Tales of the Driven is the premiere of a play written and directed by Subversive Theatre founder and Artistic Director, Kurt Schneiderman. On its website, the theater quotes Bertolt Brecht: “Art is not a mirror to reflect reality but a hammer to shape it.” Hammering is pervasive in this play, so in that sense, it is very much in keeping with the theater’s mission.
Set in Elizabethan England, the story centers around a young boy whose older sister had recently died under mysterious circumstances, having drowned in the river. In the opening scene, backlit behind a translucent screen, a blacksmith pounds a hammer onto an anvil, the harsh metal-on-metal sound presaging the cruelty and brutality that is to come.
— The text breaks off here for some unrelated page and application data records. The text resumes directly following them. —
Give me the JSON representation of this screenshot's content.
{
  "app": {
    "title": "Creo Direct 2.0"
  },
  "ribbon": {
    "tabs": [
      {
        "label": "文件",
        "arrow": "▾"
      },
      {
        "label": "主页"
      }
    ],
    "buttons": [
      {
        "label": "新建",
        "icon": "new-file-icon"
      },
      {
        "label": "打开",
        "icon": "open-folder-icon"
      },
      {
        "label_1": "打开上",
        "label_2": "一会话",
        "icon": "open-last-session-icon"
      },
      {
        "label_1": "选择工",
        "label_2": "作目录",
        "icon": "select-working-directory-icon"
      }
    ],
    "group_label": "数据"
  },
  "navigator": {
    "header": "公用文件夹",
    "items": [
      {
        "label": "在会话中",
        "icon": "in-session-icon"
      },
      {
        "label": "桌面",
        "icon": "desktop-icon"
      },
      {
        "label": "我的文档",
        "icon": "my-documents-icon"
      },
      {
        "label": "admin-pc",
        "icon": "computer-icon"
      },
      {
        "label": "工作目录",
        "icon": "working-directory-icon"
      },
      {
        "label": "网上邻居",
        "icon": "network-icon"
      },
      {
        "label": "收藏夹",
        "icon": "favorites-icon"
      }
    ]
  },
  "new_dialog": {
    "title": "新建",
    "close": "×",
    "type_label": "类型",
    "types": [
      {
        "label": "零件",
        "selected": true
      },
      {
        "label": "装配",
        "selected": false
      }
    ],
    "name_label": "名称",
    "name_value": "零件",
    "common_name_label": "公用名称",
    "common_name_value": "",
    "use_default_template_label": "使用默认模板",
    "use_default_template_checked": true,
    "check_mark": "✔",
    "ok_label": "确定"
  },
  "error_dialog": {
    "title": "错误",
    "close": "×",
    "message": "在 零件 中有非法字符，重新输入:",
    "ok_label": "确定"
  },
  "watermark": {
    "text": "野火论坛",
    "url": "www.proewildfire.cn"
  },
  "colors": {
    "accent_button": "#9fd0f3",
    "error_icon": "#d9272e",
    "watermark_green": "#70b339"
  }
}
The man behind the anvil is the rageful, abusive blacksmith father of the boy and his sister.
A ragtag troupe of actors, acrobats and jugglers arrive at the forge and beg for the smithy’s services, as their wagon has broken down on the road. He refuses to help them as they have no money to pay him with. The local priest arrives and makes the decision that the troupe will perform at the church service on Sunday and says he will pay handsomely for their services. Which play the troupe performs, who performs it, and the consequences of that choice are catalysts for solving the mystery of the daughter’s death and determining the fate of the boy and his father.
The hammer pounding the anvil is an apt metaphor that sets the tone of the play. There is little that is subtle or understated in this two-hour production that speaks to economic, political, social, and religious injustices. By crowding the script with so many different issues, the play tries too hard and has too many threads—the evils of private property, child abuse, the greed of the church, unequal distribution of wealth, fear and rigidity in the working class, pedophile priests, etc. It leans toward being a polemic rather than an entertainment that enlightens and engages. However, there is an entertainment in there, and a good story and mystery that could still express the political views of the writer with editing and less use of that hammer. Clever dialogue is scattered throughout. I liked “Ode to the Overwrought” and the definition of a thespian—"French for unemployed." There are also some sweet intimate moments between the boy and Orion, played by David Wysocki, who acts as the voice of the playwright. And there are two terrific acrobats.
Sara Sophia and Jay Mpelezos are the excellent acrobats. In one scene she stands on his shoulders and walks back and forth from one shoulder to the other. Very impressive. Mr. Mpelezos also plays the mime, Cygnus, and is fine in that role, as is Ms. Sophia as the dead sister, Cassandra.
The boy is played by fourth-grader Nigel Williams in his theatrical debut. It is a tricky part, as he is an abused child that loves his father and who also possesses wisdom beyond his years. Young Master Williams does a fine job with this role, although it was sometimes difficult to hear him over the various sound effects.
The play seemed under-rehearsed, which may be due in part to this week’s blizzard. Some actors in this large cast were reaching for lines and there was a general feeling that a few more rehearsals would have smoothed out some of the rough spots.
Tales of the Driven makes some important points about contemporary issues in addition to presenting an interesting story and mystery, but is hampered by an overwrought script and uneven acting. It is at the Manny Fried Playhouse through February 23rd.